Education Review

September 2013

Education Review

June 2010

Education Review

March 2006

3 General Information about Early Childhood Reviews

ERO’s Evaluation Framework

ERO’s overarching question for an early childhood education review is ‘How well placed is this service to promote positive learning outcomes for children?’ ERO focuses on the following factors as described in the bicultural framework Ngā Pou Here:

Pou Whakahaere – how the service determines its vision, philosophy and direction to ensure positive outcomes for children

Pou Ārahi – how leadership is enacted to enhance positive outcomes for children

Mātauranga – whose knowledge is valued and how the curriculum is designed to achieve positive outcomes for children

Tikanga whakaako – how approaches to teaching and learning respond to diversity and support positive outcomes for children.

Within these areas ERO considers the effectiveness of arotake – self review and of whanaungatanga – partnerships with parents and whānau.

ERO evaluates how well placed a service is to sustain good practice and make ongoing improvements for the benefit of all children at the service.

A focus for the government is that all children, especially priority learners, have an opportunity to benefit from quality early childhood education. ERO will report on how well each service promotes positive outcomes for all children, with a focus on children who are Māori, Pacific, have diverse needs, and are up to the age of two.

For more information about the framework and Ngā Pou Here refer to ERO’s Approach to Review in Early Childhood Services.

ERO’s Overall Judgement and Next Review

The overall judgement that ERO makes and the timing of the next review will depend on how well placed a service is to promote positive learning outcomes for children. The categories are:

  • Very well placed – The next ERO review in four years
  • Well placed – The next ERO review in three years
  • Requires further development – The next ERO review within two years
  • Not well placed - The next ERO review in consultation with the Ministry of Education

ERO has developed criteria for each category. These are available on ERO’s website.

Review Coverage
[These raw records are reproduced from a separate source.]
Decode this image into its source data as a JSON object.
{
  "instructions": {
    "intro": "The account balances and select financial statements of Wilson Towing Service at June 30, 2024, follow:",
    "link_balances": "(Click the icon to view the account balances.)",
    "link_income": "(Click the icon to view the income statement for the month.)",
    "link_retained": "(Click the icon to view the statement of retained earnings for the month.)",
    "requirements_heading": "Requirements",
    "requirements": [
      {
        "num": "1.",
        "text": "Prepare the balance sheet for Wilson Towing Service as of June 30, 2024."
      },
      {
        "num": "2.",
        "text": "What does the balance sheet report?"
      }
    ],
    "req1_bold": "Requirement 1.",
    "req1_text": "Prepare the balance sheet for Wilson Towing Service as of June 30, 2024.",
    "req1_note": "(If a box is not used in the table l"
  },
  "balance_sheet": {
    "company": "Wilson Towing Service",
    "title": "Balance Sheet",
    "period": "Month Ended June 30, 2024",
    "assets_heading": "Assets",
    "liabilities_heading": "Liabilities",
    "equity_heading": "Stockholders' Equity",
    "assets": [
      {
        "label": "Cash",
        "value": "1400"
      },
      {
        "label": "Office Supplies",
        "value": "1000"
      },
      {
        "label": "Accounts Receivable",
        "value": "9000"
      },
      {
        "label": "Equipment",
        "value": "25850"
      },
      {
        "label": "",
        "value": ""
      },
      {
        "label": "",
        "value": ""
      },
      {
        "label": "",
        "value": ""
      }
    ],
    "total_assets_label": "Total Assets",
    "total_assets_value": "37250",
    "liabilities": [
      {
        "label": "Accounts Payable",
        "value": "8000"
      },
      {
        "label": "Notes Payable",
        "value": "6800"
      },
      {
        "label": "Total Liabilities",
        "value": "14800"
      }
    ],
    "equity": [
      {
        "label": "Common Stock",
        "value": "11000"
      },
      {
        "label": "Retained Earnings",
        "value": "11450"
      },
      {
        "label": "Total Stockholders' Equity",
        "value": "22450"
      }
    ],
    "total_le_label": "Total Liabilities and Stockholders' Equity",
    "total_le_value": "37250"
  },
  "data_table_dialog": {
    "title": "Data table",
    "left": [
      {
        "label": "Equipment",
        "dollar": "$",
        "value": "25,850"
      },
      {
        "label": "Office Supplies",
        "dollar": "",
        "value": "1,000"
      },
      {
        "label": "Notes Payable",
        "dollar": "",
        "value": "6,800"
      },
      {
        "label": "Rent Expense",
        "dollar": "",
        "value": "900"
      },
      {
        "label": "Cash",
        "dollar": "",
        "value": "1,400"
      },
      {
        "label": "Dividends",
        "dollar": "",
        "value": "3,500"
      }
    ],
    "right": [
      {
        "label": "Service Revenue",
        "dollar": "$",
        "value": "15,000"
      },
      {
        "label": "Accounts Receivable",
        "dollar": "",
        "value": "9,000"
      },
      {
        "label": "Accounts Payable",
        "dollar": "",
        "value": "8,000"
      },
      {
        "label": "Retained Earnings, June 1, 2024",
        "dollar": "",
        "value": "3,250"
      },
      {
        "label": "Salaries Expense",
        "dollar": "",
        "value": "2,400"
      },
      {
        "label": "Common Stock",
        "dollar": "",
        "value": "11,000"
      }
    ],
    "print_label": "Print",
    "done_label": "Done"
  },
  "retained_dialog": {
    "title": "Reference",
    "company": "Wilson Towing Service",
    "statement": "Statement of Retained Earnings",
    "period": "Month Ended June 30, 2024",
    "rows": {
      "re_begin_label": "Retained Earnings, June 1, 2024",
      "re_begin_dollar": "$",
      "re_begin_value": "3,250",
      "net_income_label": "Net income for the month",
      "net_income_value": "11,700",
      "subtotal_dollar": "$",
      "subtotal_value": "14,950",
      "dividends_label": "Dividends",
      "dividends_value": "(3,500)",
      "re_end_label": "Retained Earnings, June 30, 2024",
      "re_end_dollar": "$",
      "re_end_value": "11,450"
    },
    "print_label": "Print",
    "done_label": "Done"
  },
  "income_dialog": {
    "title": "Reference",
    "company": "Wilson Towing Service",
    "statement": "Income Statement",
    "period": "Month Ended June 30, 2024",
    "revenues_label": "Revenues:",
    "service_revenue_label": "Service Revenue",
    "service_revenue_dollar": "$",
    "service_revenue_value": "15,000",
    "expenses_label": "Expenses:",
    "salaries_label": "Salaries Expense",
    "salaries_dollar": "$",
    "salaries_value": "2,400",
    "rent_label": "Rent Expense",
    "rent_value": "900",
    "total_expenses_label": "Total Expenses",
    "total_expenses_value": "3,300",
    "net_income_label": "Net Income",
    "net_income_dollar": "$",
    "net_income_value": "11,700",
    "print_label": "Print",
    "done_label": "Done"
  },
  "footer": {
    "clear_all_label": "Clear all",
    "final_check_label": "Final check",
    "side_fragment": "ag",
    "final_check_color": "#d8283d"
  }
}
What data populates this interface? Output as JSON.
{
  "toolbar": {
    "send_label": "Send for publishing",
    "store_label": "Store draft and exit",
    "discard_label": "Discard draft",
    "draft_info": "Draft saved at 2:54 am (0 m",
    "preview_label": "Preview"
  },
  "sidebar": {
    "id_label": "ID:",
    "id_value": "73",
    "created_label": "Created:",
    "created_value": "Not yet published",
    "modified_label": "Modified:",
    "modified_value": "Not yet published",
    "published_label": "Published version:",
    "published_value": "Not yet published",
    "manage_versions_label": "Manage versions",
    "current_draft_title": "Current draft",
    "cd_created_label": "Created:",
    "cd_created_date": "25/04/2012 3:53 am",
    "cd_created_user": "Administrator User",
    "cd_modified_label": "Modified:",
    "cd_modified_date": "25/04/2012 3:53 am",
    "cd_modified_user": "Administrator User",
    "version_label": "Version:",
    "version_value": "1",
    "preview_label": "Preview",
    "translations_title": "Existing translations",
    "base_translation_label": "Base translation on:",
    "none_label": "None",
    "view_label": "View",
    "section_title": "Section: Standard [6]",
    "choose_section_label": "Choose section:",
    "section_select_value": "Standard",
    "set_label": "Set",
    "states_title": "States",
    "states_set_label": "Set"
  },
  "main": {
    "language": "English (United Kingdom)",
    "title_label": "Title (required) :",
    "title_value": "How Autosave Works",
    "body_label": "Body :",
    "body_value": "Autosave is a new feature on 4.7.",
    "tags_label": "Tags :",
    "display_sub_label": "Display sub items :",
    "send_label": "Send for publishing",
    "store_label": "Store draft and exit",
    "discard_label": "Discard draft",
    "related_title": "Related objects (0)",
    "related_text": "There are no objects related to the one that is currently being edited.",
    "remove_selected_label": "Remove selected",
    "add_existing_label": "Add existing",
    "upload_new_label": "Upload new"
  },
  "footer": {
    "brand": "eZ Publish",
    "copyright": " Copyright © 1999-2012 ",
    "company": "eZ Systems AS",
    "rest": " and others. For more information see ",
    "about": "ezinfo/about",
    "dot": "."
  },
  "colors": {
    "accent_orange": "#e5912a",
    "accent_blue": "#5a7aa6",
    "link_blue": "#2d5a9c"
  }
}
ERO reviews are tailored to each service’s context and performance, within the overarching review framework. The aim is to provide information on aspects that are central to positive outcomes for children and useful to the service.